As shocking as it sounds, on Thursday night I sat in the JFK airport, holding back tears and almost dreading my trip to Italy.  The plane took off right on time and I turned off my phone knowing that it would not be receiving any more phone calls for the next three months.  My stress level was pretty low considering it only took me 20 minutes to check my bags and get through security and I was given a window seat.  As it turns out, no one sat in the two seats next to me, so I was able to just lay down, listen to music, and sleep through most of the flight.  The food was surprisingly decent and I was thrilled because a TV monitor displayed the exact altitude, number of miles, and time until we arrived in Rome.  One of my least favorite things about flying is not knowing exactly how much longer I will have to be on the plane!

My friend Jacob waited for me at the baggage claim along with another girl in our group – Kelli.  Seeing familiar faces and hearing my own language being spoken instantly put me in a better mood and after I had claimed my baggage, we walked out and quickly ran into an Italian man who offered to shuttle us directly to our hotel.  Since it was the same price of the train and 50% less expensive than a cab, we agreed, making the transition pleasantly easy.

I wont bore you with the details of the orientation, because just remembering it makes me sleepy, however it was like most other orientations.  After flying and traveling, the only thing I wanted was a nap, but instead we sat in discussions for a few hours and most of us were practically delusional from being so tired by time it was announced we are going on a two hour walking tour.  Thank God I took pictures because I remember nothing from the tour:

The street sign that my school is on

One of the many piazzas

The Spanish Step are only a few blocks from my school

One of the many Baroque churches

After the walking tour, we went to dinner at a large outdoor restaurant.  Here are some tips about eating in Italy:

1.  No true Italian eats butter or olive oil on their bread.   Also it is considered rude to dip your bread in sauce in public.

2.  Dinner is served in several small courses – ours included about 8 different ones.

3.  In Italy it is very rude to NOT keep your hands on the table at all times during dinner.  However it is rude to put your elbows on the table.

4.  Never ask the chef to alter your dish (ie “hold the mayo”)

5.  Eat all of the food on your plate (if it is physically possible), if you do not, the chef is insulted.

6.  Only water and wine are served with dinner.  However you may order a coffee (espresso) during desert.  It is acceptable to drink Coke only when eating pizza.  Wine is never drank when eating pizza, soup, or ice cream.

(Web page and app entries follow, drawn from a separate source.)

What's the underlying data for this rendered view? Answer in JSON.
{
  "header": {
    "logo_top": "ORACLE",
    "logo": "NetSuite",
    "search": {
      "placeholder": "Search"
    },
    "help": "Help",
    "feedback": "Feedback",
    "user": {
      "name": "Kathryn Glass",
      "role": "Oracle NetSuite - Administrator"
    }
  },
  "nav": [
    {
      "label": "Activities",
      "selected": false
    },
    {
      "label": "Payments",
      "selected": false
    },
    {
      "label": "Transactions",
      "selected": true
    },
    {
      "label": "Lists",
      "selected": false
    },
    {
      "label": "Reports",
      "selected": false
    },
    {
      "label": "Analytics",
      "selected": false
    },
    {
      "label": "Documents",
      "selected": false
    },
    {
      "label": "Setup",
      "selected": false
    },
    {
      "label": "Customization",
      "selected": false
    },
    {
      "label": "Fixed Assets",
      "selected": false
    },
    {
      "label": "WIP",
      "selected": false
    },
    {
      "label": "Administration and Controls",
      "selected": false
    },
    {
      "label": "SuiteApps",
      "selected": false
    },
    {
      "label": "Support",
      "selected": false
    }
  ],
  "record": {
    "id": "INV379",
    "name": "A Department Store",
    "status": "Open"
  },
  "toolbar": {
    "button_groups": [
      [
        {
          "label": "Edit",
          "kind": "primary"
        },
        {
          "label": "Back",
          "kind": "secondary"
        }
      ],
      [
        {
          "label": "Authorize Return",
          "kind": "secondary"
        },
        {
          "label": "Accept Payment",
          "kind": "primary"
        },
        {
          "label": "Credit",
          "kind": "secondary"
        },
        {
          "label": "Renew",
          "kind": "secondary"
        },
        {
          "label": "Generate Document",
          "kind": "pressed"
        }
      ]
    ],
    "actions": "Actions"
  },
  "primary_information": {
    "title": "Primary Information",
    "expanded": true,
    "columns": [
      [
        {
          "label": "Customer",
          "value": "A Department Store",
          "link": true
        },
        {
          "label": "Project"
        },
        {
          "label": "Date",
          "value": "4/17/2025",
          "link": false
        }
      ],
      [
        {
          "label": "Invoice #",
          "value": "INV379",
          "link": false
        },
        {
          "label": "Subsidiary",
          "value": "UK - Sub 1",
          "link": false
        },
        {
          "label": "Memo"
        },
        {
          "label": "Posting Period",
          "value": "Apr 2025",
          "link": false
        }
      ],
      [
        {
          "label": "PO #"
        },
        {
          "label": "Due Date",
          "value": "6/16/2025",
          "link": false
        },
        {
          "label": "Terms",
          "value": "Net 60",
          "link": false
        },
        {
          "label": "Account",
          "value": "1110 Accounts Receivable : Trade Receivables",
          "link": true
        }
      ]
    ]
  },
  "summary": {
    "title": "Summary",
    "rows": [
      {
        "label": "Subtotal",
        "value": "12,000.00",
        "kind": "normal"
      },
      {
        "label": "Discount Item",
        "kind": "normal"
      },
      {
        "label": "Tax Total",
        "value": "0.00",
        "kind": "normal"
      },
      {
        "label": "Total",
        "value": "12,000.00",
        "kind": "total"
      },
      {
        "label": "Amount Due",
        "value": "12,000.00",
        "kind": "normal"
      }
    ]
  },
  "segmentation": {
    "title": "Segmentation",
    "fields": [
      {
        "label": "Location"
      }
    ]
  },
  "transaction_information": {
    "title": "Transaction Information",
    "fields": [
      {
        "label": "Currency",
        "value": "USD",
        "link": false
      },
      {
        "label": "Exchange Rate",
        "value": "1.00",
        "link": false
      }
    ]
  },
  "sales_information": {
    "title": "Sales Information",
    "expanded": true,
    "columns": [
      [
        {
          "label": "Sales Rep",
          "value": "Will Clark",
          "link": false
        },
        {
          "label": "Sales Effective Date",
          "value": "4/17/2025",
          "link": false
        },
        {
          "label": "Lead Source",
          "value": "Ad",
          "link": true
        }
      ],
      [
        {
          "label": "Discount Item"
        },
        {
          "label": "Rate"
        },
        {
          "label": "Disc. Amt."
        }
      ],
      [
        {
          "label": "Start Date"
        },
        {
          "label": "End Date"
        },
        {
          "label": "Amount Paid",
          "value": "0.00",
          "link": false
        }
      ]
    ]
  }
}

7.  Never tip in Italy because the waiters are paid by the hour.  If you do tip them, only a few cents or a euro if the service was excellent.

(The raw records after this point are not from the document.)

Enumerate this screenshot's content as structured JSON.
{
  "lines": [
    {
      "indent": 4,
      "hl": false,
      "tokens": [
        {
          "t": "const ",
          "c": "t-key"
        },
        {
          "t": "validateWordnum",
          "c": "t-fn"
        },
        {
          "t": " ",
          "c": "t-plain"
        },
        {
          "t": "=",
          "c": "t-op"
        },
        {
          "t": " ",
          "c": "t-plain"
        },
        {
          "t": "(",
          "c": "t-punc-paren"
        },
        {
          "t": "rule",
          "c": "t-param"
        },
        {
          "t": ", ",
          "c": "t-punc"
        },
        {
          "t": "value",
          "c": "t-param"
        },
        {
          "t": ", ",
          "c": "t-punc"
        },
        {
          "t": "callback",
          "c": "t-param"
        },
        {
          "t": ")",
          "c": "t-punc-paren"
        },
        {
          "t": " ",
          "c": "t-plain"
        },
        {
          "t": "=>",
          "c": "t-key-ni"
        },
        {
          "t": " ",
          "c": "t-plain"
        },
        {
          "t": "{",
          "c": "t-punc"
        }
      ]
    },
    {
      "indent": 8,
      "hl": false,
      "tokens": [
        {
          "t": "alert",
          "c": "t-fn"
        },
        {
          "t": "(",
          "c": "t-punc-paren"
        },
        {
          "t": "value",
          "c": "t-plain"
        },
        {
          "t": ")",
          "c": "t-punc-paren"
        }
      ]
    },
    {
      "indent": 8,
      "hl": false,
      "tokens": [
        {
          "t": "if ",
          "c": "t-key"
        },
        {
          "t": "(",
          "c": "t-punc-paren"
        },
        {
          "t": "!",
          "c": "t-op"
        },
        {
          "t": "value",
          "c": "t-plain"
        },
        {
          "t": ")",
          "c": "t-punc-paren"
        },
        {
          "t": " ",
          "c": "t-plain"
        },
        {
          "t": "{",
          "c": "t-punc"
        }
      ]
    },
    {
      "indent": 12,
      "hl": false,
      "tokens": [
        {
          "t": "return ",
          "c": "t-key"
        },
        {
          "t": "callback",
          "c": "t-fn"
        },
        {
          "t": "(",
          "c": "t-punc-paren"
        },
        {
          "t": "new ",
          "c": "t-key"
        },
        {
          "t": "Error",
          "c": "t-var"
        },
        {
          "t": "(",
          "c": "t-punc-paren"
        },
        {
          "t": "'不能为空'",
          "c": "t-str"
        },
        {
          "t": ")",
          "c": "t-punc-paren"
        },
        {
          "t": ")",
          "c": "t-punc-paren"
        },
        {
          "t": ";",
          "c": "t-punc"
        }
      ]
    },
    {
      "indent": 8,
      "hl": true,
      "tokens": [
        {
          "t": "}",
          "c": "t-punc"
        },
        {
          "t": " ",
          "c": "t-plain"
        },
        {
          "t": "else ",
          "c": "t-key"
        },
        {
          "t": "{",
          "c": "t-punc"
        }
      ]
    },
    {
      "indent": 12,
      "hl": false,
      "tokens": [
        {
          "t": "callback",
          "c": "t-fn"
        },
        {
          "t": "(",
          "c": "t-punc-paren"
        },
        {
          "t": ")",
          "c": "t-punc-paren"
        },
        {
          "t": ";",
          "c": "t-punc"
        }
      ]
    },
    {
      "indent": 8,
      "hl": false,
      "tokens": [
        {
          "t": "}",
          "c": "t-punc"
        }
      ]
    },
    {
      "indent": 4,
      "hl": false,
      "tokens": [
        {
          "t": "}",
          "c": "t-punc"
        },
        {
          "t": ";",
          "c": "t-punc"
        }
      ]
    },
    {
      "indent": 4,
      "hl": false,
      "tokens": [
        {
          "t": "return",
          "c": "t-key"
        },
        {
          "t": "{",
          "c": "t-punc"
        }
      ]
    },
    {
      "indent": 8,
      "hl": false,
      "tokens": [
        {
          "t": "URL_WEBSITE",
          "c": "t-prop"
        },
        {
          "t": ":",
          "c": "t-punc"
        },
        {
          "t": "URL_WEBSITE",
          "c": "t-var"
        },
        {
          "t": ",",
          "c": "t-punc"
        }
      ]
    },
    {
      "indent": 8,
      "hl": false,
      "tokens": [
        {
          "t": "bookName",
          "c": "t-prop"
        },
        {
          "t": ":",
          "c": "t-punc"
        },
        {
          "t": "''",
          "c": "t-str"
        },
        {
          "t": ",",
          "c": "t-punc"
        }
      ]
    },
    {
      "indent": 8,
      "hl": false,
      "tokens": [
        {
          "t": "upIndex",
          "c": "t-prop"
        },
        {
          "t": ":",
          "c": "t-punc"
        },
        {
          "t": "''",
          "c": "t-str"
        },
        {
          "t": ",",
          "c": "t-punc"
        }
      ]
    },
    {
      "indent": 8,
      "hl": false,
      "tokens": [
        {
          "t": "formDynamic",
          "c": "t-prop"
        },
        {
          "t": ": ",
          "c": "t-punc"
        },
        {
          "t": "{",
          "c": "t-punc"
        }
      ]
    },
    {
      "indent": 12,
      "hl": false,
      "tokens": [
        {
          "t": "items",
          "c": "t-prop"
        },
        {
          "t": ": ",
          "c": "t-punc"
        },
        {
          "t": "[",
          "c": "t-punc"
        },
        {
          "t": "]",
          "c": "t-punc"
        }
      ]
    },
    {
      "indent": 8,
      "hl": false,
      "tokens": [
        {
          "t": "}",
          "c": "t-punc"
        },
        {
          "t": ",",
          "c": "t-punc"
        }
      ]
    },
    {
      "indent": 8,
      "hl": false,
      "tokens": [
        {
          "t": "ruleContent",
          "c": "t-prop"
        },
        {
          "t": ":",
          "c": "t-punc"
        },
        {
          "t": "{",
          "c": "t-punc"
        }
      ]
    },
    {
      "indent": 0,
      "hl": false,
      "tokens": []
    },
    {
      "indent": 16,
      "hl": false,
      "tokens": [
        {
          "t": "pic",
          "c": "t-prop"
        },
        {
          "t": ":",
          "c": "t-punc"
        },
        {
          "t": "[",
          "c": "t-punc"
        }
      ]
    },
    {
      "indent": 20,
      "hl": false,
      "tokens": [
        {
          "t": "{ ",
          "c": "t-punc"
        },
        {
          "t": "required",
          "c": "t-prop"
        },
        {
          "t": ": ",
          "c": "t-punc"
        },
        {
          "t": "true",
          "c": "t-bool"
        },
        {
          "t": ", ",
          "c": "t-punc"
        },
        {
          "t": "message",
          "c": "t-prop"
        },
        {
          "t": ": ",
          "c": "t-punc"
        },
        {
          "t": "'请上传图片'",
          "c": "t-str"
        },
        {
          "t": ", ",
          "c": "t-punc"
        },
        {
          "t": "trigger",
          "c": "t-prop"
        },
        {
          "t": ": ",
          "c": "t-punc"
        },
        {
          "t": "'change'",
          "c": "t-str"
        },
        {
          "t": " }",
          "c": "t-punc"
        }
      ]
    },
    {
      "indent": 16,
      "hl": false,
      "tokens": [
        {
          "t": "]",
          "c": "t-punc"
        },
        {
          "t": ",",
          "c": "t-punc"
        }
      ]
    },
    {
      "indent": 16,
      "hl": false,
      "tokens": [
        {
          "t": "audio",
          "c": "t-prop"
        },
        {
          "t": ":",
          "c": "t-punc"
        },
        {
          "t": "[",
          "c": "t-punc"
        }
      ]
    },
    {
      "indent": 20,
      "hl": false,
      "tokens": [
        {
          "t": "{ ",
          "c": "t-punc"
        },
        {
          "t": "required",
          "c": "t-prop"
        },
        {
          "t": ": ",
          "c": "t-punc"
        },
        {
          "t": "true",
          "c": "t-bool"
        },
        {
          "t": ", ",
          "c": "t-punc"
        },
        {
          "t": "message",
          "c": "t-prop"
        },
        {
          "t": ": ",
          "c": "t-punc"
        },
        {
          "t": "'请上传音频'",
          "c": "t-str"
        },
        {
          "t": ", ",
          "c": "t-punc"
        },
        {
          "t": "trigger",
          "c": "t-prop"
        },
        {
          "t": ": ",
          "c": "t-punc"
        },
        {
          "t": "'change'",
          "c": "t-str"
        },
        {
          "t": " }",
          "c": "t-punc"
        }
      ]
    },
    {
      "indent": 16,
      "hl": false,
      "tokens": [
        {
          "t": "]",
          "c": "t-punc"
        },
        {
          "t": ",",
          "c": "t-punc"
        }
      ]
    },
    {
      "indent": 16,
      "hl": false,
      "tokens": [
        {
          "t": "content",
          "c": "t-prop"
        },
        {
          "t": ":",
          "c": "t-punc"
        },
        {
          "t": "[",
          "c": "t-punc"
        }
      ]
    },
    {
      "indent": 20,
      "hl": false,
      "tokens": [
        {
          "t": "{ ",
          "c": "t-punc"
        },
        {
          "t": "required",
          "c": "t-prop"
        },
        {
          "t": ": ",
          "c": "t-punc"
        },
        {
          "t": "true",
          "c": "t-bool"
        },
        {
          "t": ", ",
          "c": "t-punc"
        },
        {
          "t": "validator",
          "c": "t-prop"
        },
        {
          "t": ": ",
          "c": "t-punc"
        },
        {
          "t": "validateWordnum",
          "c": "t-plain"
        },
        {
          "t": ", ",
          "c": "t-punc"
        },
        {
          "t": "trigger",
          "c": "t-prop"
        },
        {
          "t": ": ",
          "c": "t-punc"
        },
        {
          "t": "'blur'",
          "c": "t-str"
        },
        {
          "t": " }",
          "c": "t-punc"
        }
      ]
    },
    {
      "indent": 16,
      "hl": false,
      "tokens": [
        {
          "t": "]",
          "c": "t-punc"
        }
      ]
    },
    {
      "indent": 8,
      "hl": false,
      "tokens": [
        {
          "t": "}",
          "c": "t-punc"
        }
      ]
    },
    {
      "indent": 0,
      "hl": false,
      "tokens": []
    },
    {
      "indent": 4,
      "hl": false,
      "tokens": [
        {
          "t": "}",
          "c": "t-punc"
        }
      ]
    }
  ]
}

At one point at dinner, I definitely feel asleep at the table!

Yesterday I was pretty homesick in the morning.  I went to the internet cafe a couple blocks from my school to check my email and cried the entire time I was there.  But after I left, I felt much better and was able to pull myself together for the rest of the day.  We had another walking tour and then we were free to do whatever we wished for the rest of the night.

And finally, this afternoon, I moved in with my family!  I was nervous because Maria Pia was one of the last people to show up.  Maria is tiny and very pretty and she brought me back to her house (inside an apartment building) which was nothing like I expected.  The interior looks very much like a hip New York loft, with high ceilings, tall bookcases on all the walls, art hanging in all of the rooms, and woven rugs on the floors.  Agnese and Livia, her daughters are very sweet and helpful.  They speak a little English which came in very helpful during dinner while we were making conversation.  I am trying my best to speak Italian, however it is broken and I frequently find myself inserting English words into my sentences.

My bedroom!